Blended learning tools should address access, inclusivity and privacy concerns, Bruzga says.
That means considering students’ access to required or recommended tools and, where needed, strategies such as equipment loans and course accommodations. To ensure courses are inclusive of all learners, Bruzga recommends that colleges look to Universal Design for Learning principles and create opportunities for autonomy, individual interests and learner preferences.
Instructors benefit from periodic opportunities to evaluate and improve their courses — for example, through student assessments and feedback, Bruzga says. She encourages instructors to collaborate not only with teaching peers but also with instructional designers, educational technologists and IT staff.
UCF’s Blended Learning Toolkit, created in partnership with the American Association of State Colleges and Universities, is a free, comprehensive resource for colleges seeking to develop or expand blended learning programs.
Thompson, who sees blended learning as the future of education, says hybrid instruction represents a wealth of opportunities for teaching and learning — perhaps more than people realize.

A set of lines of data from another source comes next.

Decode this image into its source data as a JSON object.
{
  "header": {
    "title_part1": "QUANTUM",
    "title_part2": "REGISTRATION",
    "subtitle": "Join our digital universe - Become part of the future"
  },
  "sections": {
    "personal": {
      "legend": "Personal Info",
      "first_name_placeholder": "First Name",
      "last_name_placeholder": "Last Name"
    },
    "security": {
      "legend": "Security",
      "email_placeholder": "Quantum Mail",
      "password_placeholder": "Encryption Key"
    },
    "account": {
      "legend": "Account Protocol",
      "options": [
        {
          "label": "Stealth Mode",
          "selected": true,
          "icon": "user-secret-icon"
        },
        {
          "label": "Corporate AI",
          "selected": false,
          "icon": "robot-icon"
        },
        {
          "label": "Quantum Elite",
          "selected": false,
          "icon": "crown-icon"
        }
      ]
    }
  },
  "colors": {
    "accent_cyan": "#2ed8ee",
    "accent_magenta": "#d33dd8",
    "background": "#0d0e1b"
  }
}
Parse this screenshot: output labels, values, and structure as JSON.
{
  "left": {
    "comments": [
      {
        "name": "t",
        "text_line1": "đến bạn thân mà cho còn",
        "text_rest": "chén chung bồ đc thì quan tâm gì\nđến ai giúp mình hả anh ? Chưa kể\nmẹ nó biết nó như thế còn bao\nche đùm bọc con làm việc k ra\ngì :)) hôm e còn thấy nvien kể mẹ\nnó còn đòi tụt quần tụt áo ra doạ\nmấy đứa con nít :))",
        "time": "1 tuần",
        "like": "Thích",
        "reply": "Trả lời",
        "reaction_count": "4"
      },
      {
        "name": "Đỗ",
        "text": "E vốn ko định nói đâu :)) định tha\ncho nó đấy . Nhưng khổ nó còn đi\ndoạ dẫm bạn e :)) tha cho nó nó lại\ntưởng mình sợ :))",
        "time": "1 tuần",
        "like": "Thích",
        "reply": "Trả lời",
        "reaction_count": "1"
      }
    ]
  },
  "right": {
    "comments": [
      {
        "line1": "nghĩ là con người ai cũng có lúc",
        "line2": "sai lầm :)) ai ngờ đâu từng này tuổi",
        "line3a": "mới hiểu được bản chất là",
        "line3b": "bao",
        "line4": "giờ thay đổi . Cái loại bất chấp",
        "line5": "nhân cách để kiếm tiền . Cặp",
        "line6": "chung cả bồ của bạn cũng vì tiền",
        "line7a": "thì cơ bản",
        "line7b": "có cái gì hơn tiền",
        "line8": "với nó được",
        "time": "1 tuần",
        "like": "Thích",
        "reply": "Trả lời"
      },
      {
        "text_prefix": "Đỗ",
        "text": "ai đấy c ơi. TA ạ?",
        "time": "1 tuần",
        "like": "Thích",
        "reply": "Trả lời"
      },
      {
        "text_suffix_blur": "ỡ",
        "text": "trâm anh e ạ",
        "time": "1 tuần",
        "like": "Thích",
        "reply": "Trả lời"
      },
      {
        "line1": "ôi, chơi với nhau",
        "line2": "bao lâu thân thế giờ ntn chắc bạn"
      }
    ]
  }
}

“It’s like colors on an artist’s palette that you can draw from,” he says.